Gender and culture: challenges for a female entrepreneur in India

By Mansi Poddar

Mansi Poddar

Moving back to Mumbai after 16 years in the United States, I found it difficult to meet people and find things to do in Mumbai. Unlike the U.S. there wasn’t a well-developed online lifestyle and culture presence to help people research and discover all Mumbai had to offer. My business partner, also a woman, and I founded Brown Paper Bag, which filled that void and was one of the first to offer quality editorial that spoke to the cultural elements of Indian culture.

Besides the challenges you might normally expect when launching a startup, my partner and I faced additional hurdles as women entrepreneurs. Almost from the start, we came up against cultural roadblocks and perceptions around traditional wife and mother roles. We needed to gain credibility and prove that Brown Paper Bag was a long-term business venture, not just a hobby that would be abandoned if I got married and had a family.

Unlike many industries, this business was about the “soft” side of connecting with people rather than strictly numbers. My business partner and I were able to find success in several ways:

  1. Personalization – The “voice” of our content is purposefully written. Our readers must feel that what they are reading is genuine and that the writer has actual experience with the topic they are writing about or recommending. We form strong opinions through our content, which is unlike anything else in India.
  2. Quality control – The most protected tenant we have is the quality and trust we build with our audience, which is 60% women. This is highly unusual for an online property
  3. The “soft” side – Unlike analytics and numbers-driven businesses in India, we were able to use our cultural perspective as educated women, speaking to the “soft” side of the online audience – balancing out the predominately male-driven online culture.
  4. International perspective – Having worked, lived and been educated in the U.S. we were looked at differently by investors. We were able to reach across the cultural hurdles and appeal to international investors, rather than just Indian investors.
  5. Hyper-local focus - We are very focused on particular local experiences in cities. This personalization to city-culture as well as Indian culture has helped us become very talked about and popular.

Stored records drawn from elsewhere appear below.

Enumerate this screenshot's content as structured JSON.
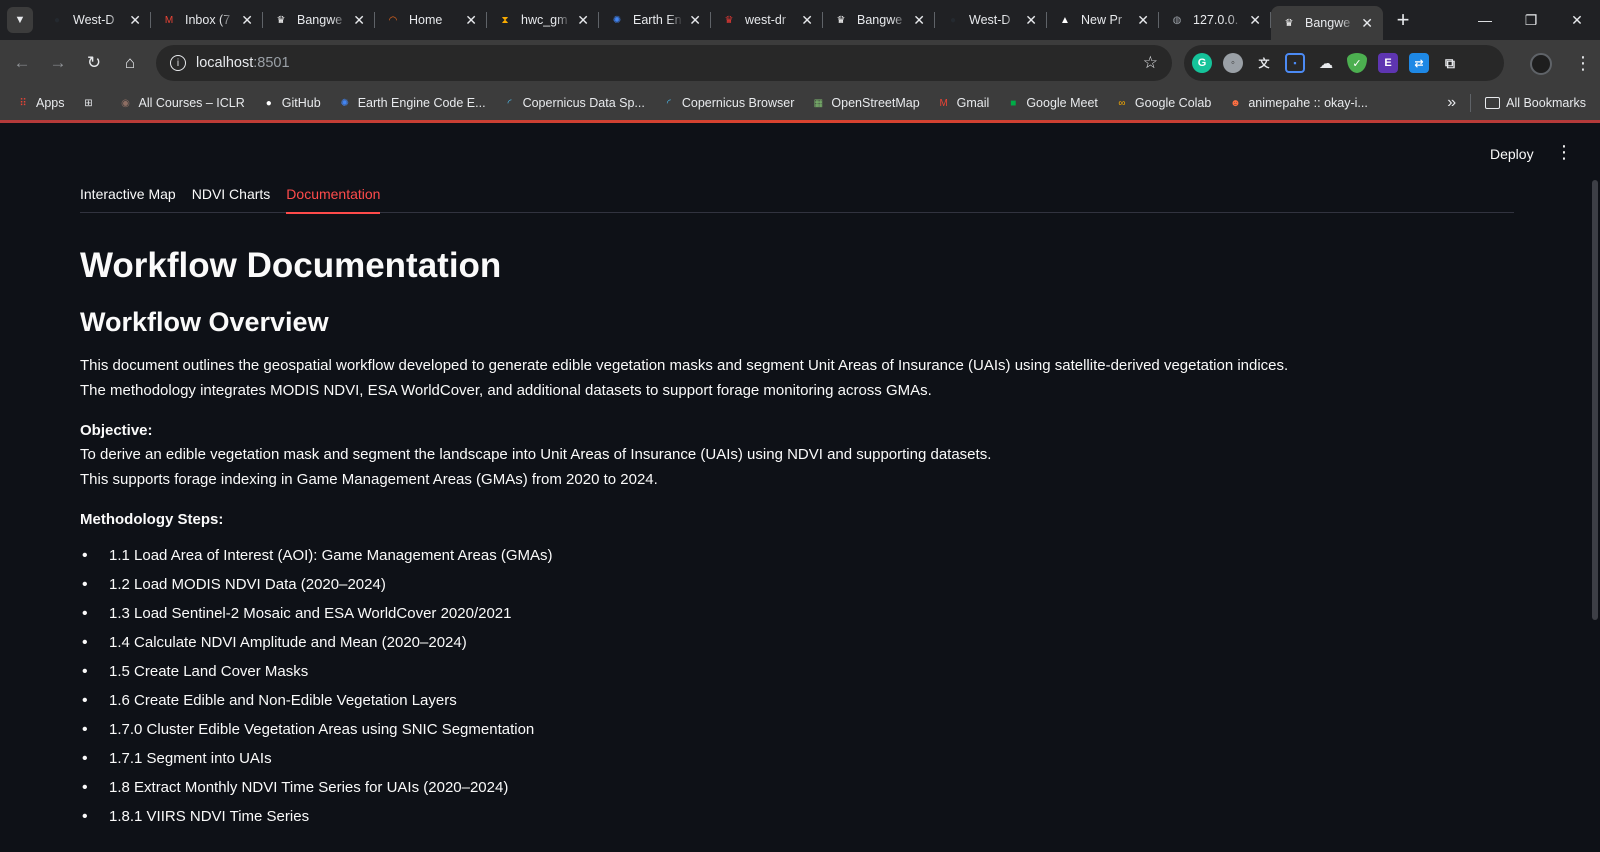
{
  "browser": {
    "tabs": [
      {
        "title": "West-D",
        "icon": "github-icon",
        "color": "#24292f",
        "glyph": "●",
        "active": false
      },
      {
        "title": "Inbox (7",
        "icon": "gmail-icon",
        "color": "#ea4335",
        "glyph": "M",
        "active": false
      },
      {
        "title": "Bangwe",
        "icon": "crown-icon",
        "color": "#ffffff",
        "glyph": "♛",
        "active": false
      },
      {
        "title": "Home",
        "icon": "orange-arc-icon",
        "color": "#f26b1d",
        "glyph": "◠",
        "active": false
      },
      {
        "title": "hwc_gm",
        "icon": "hourglass-icon",
        "color": "#f9ab00",
        "glyph": "⧗",
        "active": false
      },
      {
        "title": "Earth En",
        "icon": "earth-engine-icon",
        "color": "#4285f4",
        "glyph": "✺",
        "active": false
      },
      {
        "title": "west-dr",
        "icon": "red-crown-icon",
        "color": "#e53935",
        "glyph": "♛",
        "active": false
      },
      {
        "title": "Bangwe",
        "icon": "crown-icon",
        "color": "#ffffff",
        "glyph": "♛",
        "active": false
      },
      {
        "title": "West-D",
        "icon": "github-icon",
        "color": "#24292f",
        "glyph": "●",
        "active": false
      },
      {
        "title": "New Pr",
        "icon": "triangle-icon",
        "color": "#ffffff",
        "glyph": "▲",
        "active": false
      },
      {
        "title": "127.0.0.",
        "icon": "globe-icon",
        "color": "#9aa0a6",
        "glyph": "◍",
        "active": false
      },
      {
        "title": "Bangwe",
        "icon": "crown-icon",
        "color": "#ffffff",
        "glyph": "♛",
        "active": true
      }
    ],
    "url_host": "localhost",
    "url_port": ":8501",
    "bookmarks": [
      {
        "label": "Apps",
        "icon": "apps-grid-icon",
        "color": "#ea4335",
        "glyph": "⠿"
      },
      {
        "label": "",
        "icon": "tab-groups-icon",
        "color": "#e8eaed",
        "glyph": "⊞"
      },
      {
        "label": "All Courses – ICLR",
        "icon": "iclr-icon",
        "color": "#8d6e63",
        "glyph": "◉"
      },
      {
        "label": "GitHub",
        "icon": "github-icon",
        "color": "#ffffff",
        "glyph": "●"
      },
      {
        "label": "Earth Engine Code E...",
        "icon": "earth-engine-icon",
        "color": "#4285f4",
        "glyph": "✺"
      },
      {
        "label": "Copernicus Data Sp...",
        "icon": "copernicus-icon",
        "color": "#4fc3f7",
        "glyph": "◜"
      },
      {
        "label": "Copernicus Browser",
        "icon": "copernicus-icon",
        "color": "#4fc3f7",
        "glyph": "◜"
      },
      {
        "label": "OpenStreetMap",
        "icon": "osm-icon",
        "color": "#7ebc6f",
        "glyph": "▦"
      },
      {
        "label": "Gmail",
        "icon": "gmail-icon",
        "color": "#ea4335",
        "glyph": "M"
      },
      {
        "label": "Google Meet",
        "icon": "meet-icon",
        "color": "#00ac47",
        "glyph": "■"
      },
      {
        "label": "Google Colab",
        "icon": "colab-icon",
        "color": "#f9ab00",
        "glyph": "∞"
      },
      {
        "label": "animepahe :: okay-i...",
        "icon": "anime-icon",
        "color": "#ff7043",
        "glyph": "☻"
      }
    ],
    "all_bookmarks": "All Bookmarks"
  },
  "app": {
    "deploy_label": "Deploy",
    "tabs": [
      {
        "label": "Interactive Map",
        "active": false
      },
      {
        "label": "NDVI Charts",
        "active": false
      },
      {
        "label": "Documentation",
        "active": true
      }
    ],
    "page_title": "Workflow Documentation",
    "section_title": "Workflow Overview",
    "intro": [
      "This document outlines the geospatial workflow developed to generate edible vegetation masks and segment Unit Areas of Insurance (UAIs) using satellite-derived vegetation indices.",
      "The methodology integrates MODIS NDVI, ESA WorldCover, and additional datasets to support forage monitoring across GMAs."
    ],
    "objective_label": "Objective:",
    "objective": [
      "To derive an edible vegetation mask and segment the landscape into Unit Areas of Insurance (UAIs) using NDVI and supporting datasets.",
      "This supports forage indexing in Game Management Areas (GMAs) from 2020 to 2024."
    ],
    "steps_label": "Methodology Steps:",
    "steps": [
      "1.1 Load Area of Interest (AOI): Game Management Areas (GMAs)",
      "1.2 Load MODIS NDVI Data (2020–2024)",
      "1.3 Load Sentinel-2 Mosaic and ESA WorldCover 2020/2021",
      "1.4 Calculate NDVI Amplitude and Mean (2020–2024)",
      "1.5 Create Land Cover Masks",
      "1.6 Create Edible and Non-Edible Vegetation Layers",
      "1.7.0 Cluster Edible Vegetation Areas using SNIC Segmentation",
      "1.7.1 Segment into UAIs",
      "1.8 Extract Monthly NDVI Time Series for UAIs (2020–2024)",
      "1.8.1 VIIRS NDVI Time Series"
    ],
    "accent": "#ff4b4b",
    "background": "#0e1117"
  }
}
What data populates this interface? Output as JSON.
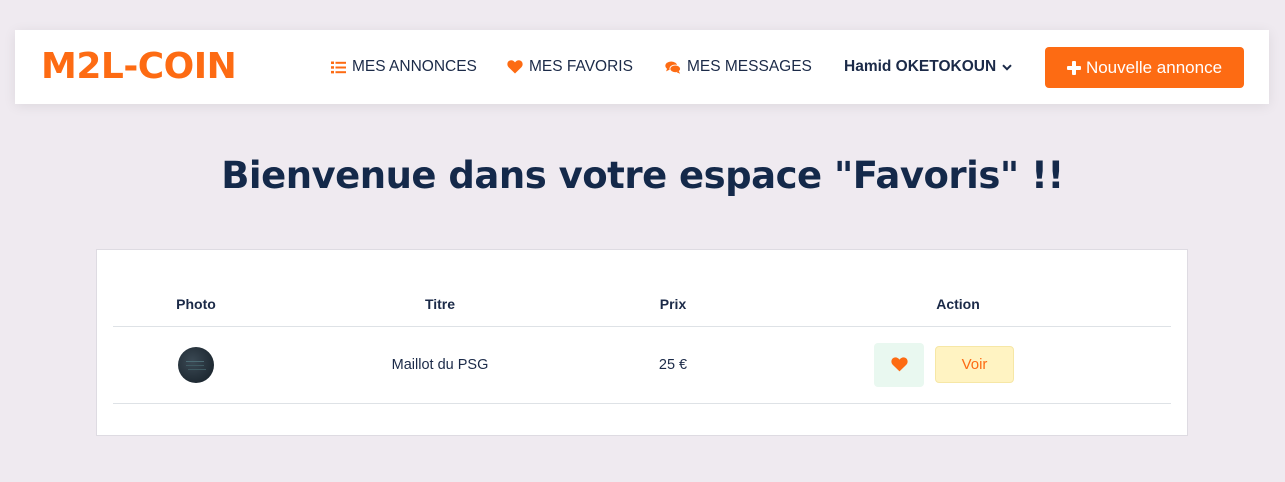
{
  "brand": {
    "name": "M2L-COIN",
    "color": "#fd6b13"
  },
  "nav": {
    "items": [
      {
        "label": "MES ANNONCES",
        "icon": "list-icon"
      },
      {
        "label": "MES FAVORIS",
        "icon": "heart-icon"
      },
      {
        "label": "MES MESSAGES",
        "icon": "comments-icon"
      }
    ],
    "user": {
      "name": "Hamid OKETOKOUN",
      "icon": "chevron-down-icon"
    },
    "new_listing_button": {
      "label": "Nouvelle annonce",
      "icon": "plus-icon"
    }
  },
  "page": {
    "title": "Bienvenue dans votre espace \"Favoris\" !!"
  },
  "favorites_table": {
    "headers": {
      "photo": "Photo",
      "title": "Titre",
      "price": "Prix",
      "action": "Action"
    },
    "rows": [
      {
        "title": "Maillot du PSG",
        "price": "25 €",
        "favorite_icon": "heart-icon",
        "view_label": "Voir"
      }
    ]
  },
  "colors": {
    "accent": "#fd6b13",
    "background": "#efeaf0",
    "text": "#1b2a48",
    "favorite_button_bg": "#e9f8f0",
    "view_button_bg": "#fff3c2"
  }
}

As we continue to grow our business, we are always focused on our audience. Whether it’s native Indians or Indian expats in other countries – it connects back to the culture and lifestyle trends of a particular city, the people and experiences.

 

Learn more about Mansi Podadar and Brown Paper Bag >>

 

The views of third parties set out in this publication are not necessarily the views of the global EY organization or its member firms. Moreover, they should be seen in the context of the time they were made.